### What you need to do
Extract each record and reproduce it exactly.

### Input data
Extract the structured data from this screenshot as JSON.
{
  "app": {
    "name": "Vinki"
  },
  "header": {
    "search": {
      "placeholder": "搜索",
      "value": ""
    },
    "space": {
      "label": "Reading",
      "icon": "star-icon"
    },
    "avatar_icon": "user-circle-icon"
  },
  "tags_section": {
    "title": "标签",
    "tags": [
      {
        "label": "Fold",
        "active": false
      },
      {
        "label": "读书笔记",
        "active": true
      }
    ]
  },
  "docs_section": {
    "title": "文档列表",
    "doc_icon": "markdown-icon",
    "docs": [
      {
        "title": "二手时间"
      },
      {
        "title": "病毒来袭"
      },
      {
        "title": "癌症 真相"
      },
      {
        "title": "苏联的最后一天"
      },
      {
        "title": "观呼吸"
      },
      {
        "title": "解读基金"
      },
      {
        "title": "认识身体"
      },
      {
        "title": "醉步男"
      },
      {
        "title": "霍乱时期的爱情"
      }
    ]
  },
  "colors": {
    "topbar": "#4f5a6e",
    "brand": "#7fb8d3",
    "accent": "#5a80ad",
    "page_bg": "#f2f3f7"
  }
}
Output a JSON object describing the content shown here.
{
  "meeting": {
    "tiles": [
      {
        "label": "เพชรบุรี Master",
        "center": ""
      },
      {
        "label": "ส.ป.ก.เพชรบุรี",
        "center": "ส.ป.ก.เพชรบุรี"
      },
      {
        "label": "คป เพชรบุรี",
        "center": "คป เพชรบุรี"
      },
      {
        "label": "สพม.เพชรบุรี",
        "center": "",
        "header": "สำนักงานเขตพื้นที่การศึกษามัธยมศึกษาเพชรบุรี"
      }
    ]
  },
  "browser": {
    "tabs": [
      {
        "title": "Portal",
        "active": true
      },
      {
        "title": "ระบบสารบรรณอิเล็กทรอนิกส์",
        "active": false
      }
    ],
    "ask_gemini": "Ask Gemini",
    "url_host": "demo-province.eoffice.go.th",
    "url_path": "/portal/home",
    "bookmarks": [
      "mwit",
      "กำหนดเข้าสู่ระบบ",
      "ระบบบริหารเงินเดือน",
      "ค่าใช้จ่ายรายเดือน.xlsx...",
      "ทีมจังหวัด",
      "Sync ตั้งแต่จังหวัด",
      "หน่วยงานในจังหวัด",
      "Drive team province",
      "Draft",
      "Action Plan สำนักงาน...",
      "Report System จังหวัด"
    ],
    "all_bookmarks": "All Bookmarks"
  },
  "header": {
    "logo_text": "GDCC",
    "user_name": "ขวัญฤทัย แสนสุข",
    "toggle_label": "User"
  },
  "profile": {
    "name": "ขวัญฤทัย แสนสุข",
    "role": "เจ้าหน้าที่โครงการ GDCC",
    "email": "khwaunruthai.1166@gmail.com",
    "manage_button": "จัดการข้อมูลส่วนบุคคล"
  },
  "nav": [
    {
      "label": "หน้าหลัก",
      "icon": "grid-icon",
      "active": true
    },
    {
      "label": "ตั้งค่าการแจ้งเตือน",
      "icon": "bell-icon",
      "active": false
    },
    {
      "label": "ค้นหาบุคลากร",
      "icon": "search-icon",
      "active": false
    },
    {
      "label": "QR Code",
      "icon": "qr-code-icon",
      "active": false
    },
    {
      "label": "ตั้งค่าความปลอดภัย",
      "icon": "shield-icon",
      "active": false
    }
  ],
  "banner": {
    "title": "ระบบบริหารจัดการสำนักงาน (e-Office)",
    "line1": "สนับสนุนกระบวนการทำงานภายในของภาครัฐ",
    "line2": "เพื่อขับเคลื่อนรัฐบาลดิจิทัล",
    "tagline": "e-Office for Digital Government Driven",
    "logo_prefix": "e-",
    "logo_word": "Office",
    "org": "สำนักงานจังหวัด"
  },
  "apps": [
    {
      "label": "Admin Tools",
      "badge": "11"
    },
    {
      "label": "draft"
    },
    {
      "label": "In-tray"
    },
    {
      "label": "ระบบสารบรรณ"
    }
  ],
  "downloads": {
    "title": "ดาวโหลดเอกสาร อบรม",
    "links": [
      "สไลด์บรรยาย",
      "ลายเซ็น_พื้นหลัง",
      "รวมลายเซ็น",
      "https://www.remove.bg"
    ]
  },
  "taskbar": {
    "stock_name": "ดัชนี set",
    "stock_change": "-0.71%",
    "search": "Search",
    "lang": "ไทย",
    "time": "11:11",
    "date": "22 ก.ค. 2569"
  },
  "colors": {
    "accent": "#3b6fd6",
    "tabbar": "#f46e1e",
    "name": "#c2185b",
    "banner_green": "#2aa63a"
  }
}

### Task response
Extract the structured data from this screenshot as JSON.
{
  "app": {
    "name": "Vinki"
  },
  "header": {
    "search": {
      "placeholder": "搜索",
      "value": ""
    },
    "space": {
      "label": "Reading",
      "icon": "star-icon"
    },
    "avatar_icon": "user-circle-icon"
  },
  "tags_section": {
    "title": "标签",
    "tags": [
      {
        "label": "Fold",
        "active": false
      },
      {
        "label": "读书笔记",
        "active": true
      }
    ]
  },
  "docs_section": {
    "title": "文档列表",
    "doc_icon": "markdown-icon",
    "docs": [
      {
        "title": "二手时间"
      },
      {
        "title": "病毒来袭"
      },
      {
        "title": "癌症 真相"
      },
      {
        "title": "苏联的最后一天"
      },
      {
        "title": "观呼吸"
      },
      {
        "title": "解读基金"
      },
      {
        "title": "认识身体"
      },
      {
        "title": "醉步男"
      },
      {
        "title": "霍乱时期的爱情"
      }
    ]
  },
  "colors": {
    "topbar": "#4f5a6e",
    "brand": "#7fb8d3",
    "accent": "#5a80ad",
    "page_bg": "#f2f3f7"
  }
}
Output a JSON object describing the content shown here.
{
  "meeting": {
    "tiles": [
      {
        "label": "เพชรบุรี Master",
        "center": ""
      },
      {
        "label": "ส.ป.ก.เพชรบุรี",
        "center": "ส.ป.ก.เพชรบุรี"
      },
      {
        "label": "คป เพชรบุรี",
        "center": "คป เพชรบุรี"
      },
      {
        "label": "สพม.เพชรบุรี",
        "center": "",
        "header": "สำนักงานเขตพื้นที่การศึกษามัธยมศึกษาเพชรบุรี"
      }
    ]
  },
  "browser": {
    "tabs": [
      {
        "title": "Portal",
        "active": true
      },
      {
        "title": "ระบบสารบรรณอิเล็กทรอนิกส์",
        "active": false
      }
    ],
    "ask_gemini": "Ask Gemini",
    "url_host": "demo-province.eoffice.go.th",
    "url_path": "/portal/home",
    "bookmarks": [
      "mwit",
      "กำหนดเข้าสู่ระบบ",
      "ระบบบริหารเงินเดือน",
      "ค่าใช้จ่ายรายเดือน.xlsx...",
      "ทีมจังหวัด",
      "Sync ตั้งแต่จังหวัด",
      "หน่วยงานในจังหวัด",
      "Drive team province",
      "Draft",
      "Action Plan สำนักงาน...",
      "Report System จังหวัด"
    ],
    "all_bookmarks": "All Bookmarks"
  },
  "header": {
    "logo_text": "GDCC",
    "user_name": "ขวัญฤทัย แสนสุข",
    "toggle_label": "User"
  },
  "profile": {
    "name": "ขวัญฤทัย แสนสุข",
    "role": "เจ้าหน้าที่โครงการ GDCC",
    "email": "khwaunruthai.1166@gmail.com",
    "manage_button": "จัดการข้อมูลส่วนบุคคล"
  },
  "nav": [
    {
      "label": "หน้าหลัก",
      "icon": "grid-icon",
      "active": true
    },
    {
      "label": "ตั้งค่าการแจ้งเตือน",
      "icon": "bell-icon",
      "active": false
    },
    {
      "label": "ค้นหาบุคลากร",
      "icon": "search-icon",
      "active": false
    },
    {
      "label": "QR Code",
      "icon": "qr-code-icon",
      "active": false
    },
    {
      "label": "ตั้งค่าความปลอดภัย",
      "icon": "shield-icon",
      "active": false
    }
  ],
  "banner": {
    "title": "ระบบบริหารจัดการสำนักงาน (e-Office)",
    "line1": "สนับสนุนกระบวนการทำงานภายในของภาครัฐ",
    "line2": "เพื่อขับเคลื่อนรัฐบาลดิจิทัล",
    "tagline": "e-Office for Digital Government Driven",
    "logo_prefix": "e-",
    "logo_word": "Office",
    "org": "สำนักงานจังหวัด"
  },
  "apps": [
    {
      "label": "Admin Tools",
      "badge": "11"
    },
    {
      "label": "draft"
    },
    {
      "label": "In-tray"
    },
    {
      "label": "ระบบสารบรรณ"
    }
  ],
  "downloads": {
    "title": "ดาวโหลดเอกสาร อบรม",
    "links": [
      "สไลด์บรรยาย",
      "ลายเซ็น_พื้นหลัง",
      "รวมลายเซ็น",
      "https://www.remove.bg"
    ]
  },
  "taskbar": {
    "stock_name": "ดัชนี set",
    "stock_change": "-0.71%",
    "search": "Search",
    "lang": "ไทย",
    "time": "11:11",
    "date": "22 ก.ค. 2569"
  },
  "colors": {
    "accent": "#3b6fd6",
    "tabbar": "#f46e1e",
    "name": "#c2185b",
    "banner_green": "#2aa63a"
  }
}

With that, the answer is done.